The British Council selected dRMM as one of a group of architects to participate in the 13th Venice Architecture Biennale, in 2012. Curated by David Chipperfield, the theme was “Common Ground”. The ten chosen ‘explorers’ were set a brief to examine different parts of the world in search of intellectual solutions to universal architectural problems.
dRMM’s project team travelled to Amsterdam to study floating housing, and explore the possibilities for floating communities to improve climate resilience in the UK.
Predicting that it will not be possible to indefinitely combat water due to rising sea-levels, the Dutch are now re-flooding tracts of land that were historically reclaimed from the sea for building purposes. This process is called ‘de-polderisation’. By building floating houses rather than houses on piles , housing stock is future proofed.
We looked at IJburg,a floating housing community primarily designed by Marlies Rohmer Architects, with additional structures being self-built by private owners. Through surveying water infrastructure generally, and floating housing in Amsterdam specifically, the ‘treasure’ we wanted to bring back to the UK was Dutch design knowledge – a globally unique combination of practical hydraulic engineering and lateral strategic thinking.
At IJburg, houses are prefabricated in a dry dock, with an average construction time of 10 weeks, then floated to their ‘final’ destination.
The width of the houses are dictated by the width of the locks, which in turn determines the height. Once the house arrives at its final destination, it is docked to two piles that are fixed to the ground, designating its mooring location.
The “Dutch Way” creates a series of new, floating neighbourhoods that provide an alternative model for living that might offer a tangible solution, at least in part, to London’s housing crisis. Land may be scarce, but throughout London, along the Thames, its tributaries and the wider canal system, there are waterways that could accommodate a variety of housing stock and increase density by using existing infrastructure.
We suggested the creation of new floating neighborhood ‘incubators’ to be tested at Royal Victoria Dock, London and at other potential sites in the Thames Estuary. These would activate some of the most charming areas of London – the canals.
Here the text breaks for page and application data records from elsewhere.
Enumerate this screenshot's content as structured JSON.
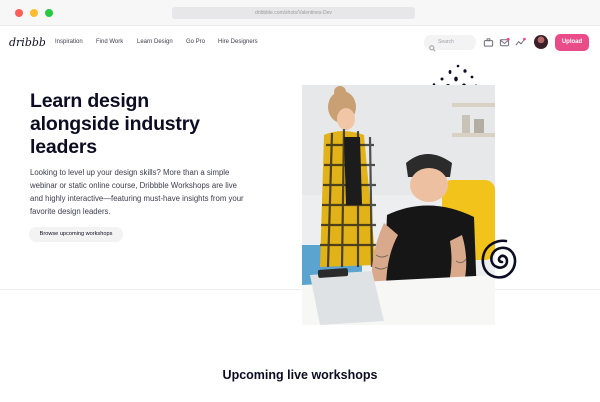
{
  "browser": {
    "url": "dribbble.com/shots/Valentines-Dev"
  },
  "nav": {
    "logo_text": "dribbble",
    "links": [
      "Inspiration",
      "Find Work",
      "Learn Design",
      "Go Pro",
      "Hire Designers"
    ],
    "search_placeholder": "Search",
    "upload_label": "Upload"
  },
  "hero": {
    "title": "Learn design alongside industry leaders",
    "body": "Looking to level up your design skills? More than a simple webinar or static online course, Dribbble Workshops are live and highly interactive—featuring must-have insights from your favorite design leaders.",
    "cta_label": "Browse upcoming workshops"
  },
  "section": {
    "title": "Upcoming live workshops"
  },
  "colors": {
    "brand_pink": "#ea4c89",
    "text_dark": "#0d0c22",
    "text_body": "#3d3d4e"
  }
}
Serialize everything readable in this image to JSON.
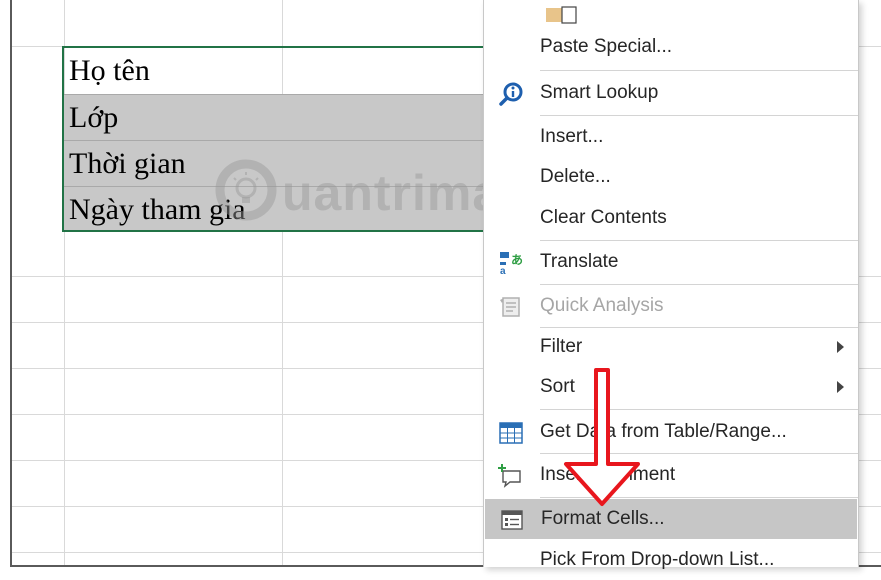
{
  "sheet": {
    "cells": [
      "Họ tên",
      "Lớp",
      "Thời gian",
      "Ngày tham gia"
    ]
  },
  "watermark": {
    "text": "uantrimang",
    "icon": "lightbulb-q-icon"
  },
  "context_menu": {
    "top_icon": "paste-options-icon",
    "items": [
      {
        "label": "Paste Special...",
        "icon": null,
        "disabled": false,
        "submenu": false
      },
      {
        "label": "Smart Lookup",
        "icon": "smart-lookup-icon",
        "disabled": false,
        "submenu": false
      },
      {
        "label": "Insert...",
        "icon": null,
        "disabled": false,
        "submenu": false
      },
      {
        "label": "Delete...",
        "icon": null,
        "disabled": false,
        "submenu": false
      },
      {
        "label": "Clear Contents",
        "icon": null,
        "disabled": false,
        "submenu": false
      },
      {
        "label": "Translate",
        "icon": "translate-icon",
        "disabled": false,
        "submenu": false
      },
      {
        "label": "Quick Analysis",
        "icon": "quick-analysis-icon",
        "disabled": true,
        "submenu": false
      },
      {
        "label": "Filter",
        "icon": null,
        "disabled": false,
        "submenu": true
      },
      {
        "label": "Sort",
        "icon": null,
        "disabled": false,
        "submenu": true
      },
      {
        "label": "Get Data from Table/Range...",
        "icon": "table-icon",
        "disabled": false,
        "submenu": false
      },
      {
        "label": "Insert Comment",
        "icon": "comment-icon",
        "disabled": false,
        "submenu": false
      },
      {
        "label": "Format Cells...",
        "icon": "format-cells-icon",
        "disabled": false,
        "submenu": false,
        "highlighted": true
      },
      {
        "label": "Pick From Drop-down List...",
        "icon": null,
        "disabled": false,
        "submenu": false
      }
    ]
  },
  "colors": {
    "selection_border": "#217346",
    "cell_shade": "#c8c8c8",
    "menu_highlight": "#c6c6c6",
    "annotation_arrow": "#e8161d",
    "smart_lookup_icon": "#1e5fae"
  }
}
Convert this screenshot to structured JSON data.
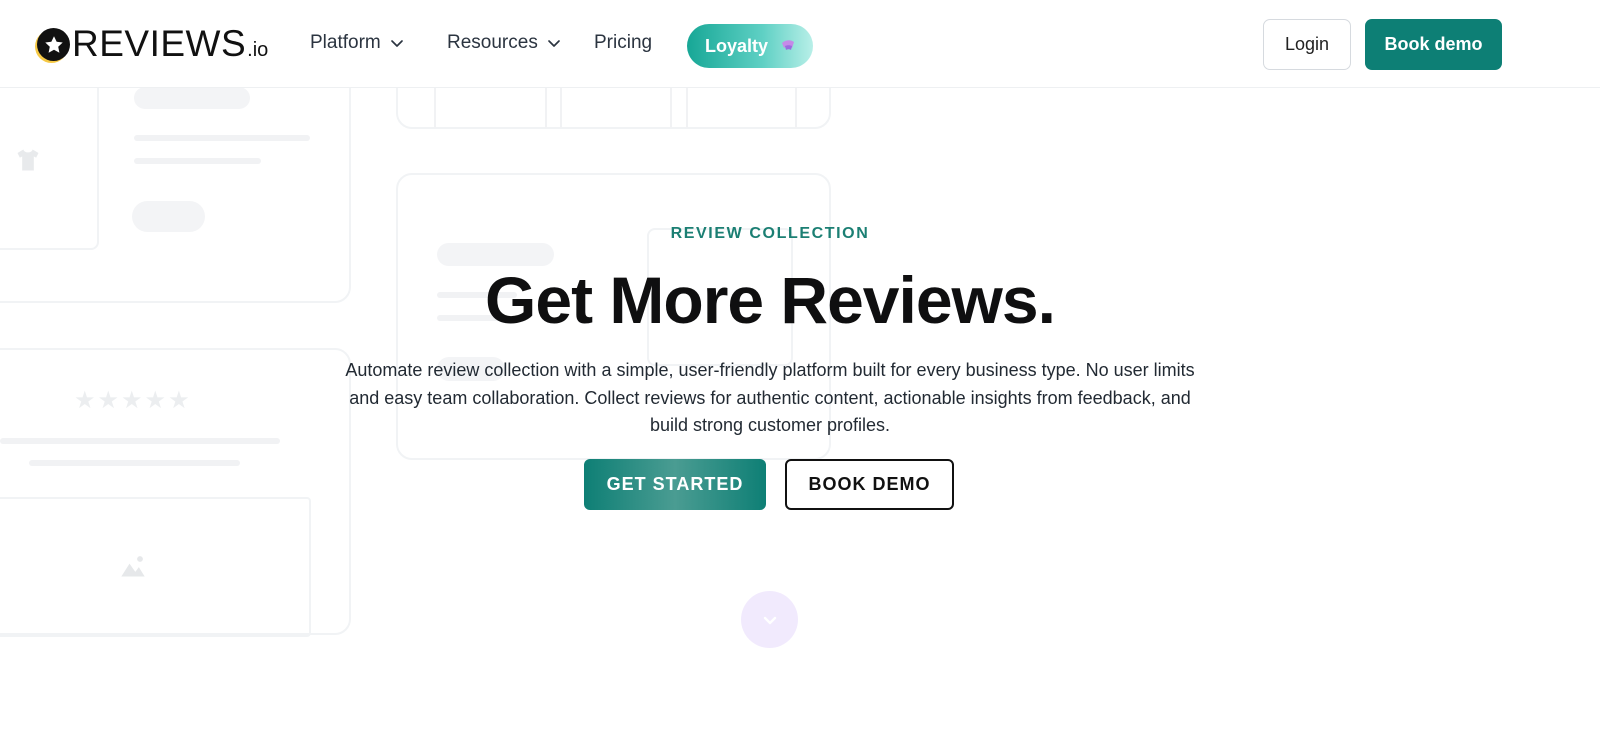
{
  "nav": {
    "logo": {
      "word": "REVIEWS",
      "tld": ".io"
    },
    "links": [
      {
        "label": "Platform",
        "dropdown": true
      },
      {
        "label": "Resources",
        "dropdown": true
      },
      {
        "label": "Pricing",
        "dropdown": false
      }
    ],
    "loyalty_label": "Loyalty",
    "login_label": "Login",
    "book_demo_label": "Book demo"
  },
  "hero": {
    "eyebrow": "REVIEW COLLECTION",
    "headline": "Get More Reviews.",
    "subtext": "Automate review collection with a simple, user-friendly platform built for every business type. No user limits and easy team collaboration. Collect reviews for authentic content, actionable insights from feedback, and build strong customer profiles.",
    "cta_primary": "GET STARTED",
    "cta_secondary": "BOOK DEMO"
  },
  "icons": {
    "logo": "star-badge-icon",
    "dropdown": "chevron-down-icon",
    "loyalty": "sparkle-icon",
    "scroll": "chevron-down-icon",
    "placeholder_shirt": "shirt-icon",
    "placeholder_image": "image-icon",
    "placeholder_stars": "star-rating-icon"
  },
  "colors": {
    "brand_teal": "#0d7f75",
    "eyebrow_teal": "#1b7f73",
    "loyalty_gradient_start": "#17a796",
    "scroll_button_bg": "#f1eafd",
    "logo_accent": "#f6c945"
  }
}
In the UK as a whole, waterways offer a huge potential for tackling issues in housing shortage, transport infrastructure and urban density. Floating architecture also offers answers to the topical question of what to do with flood zones.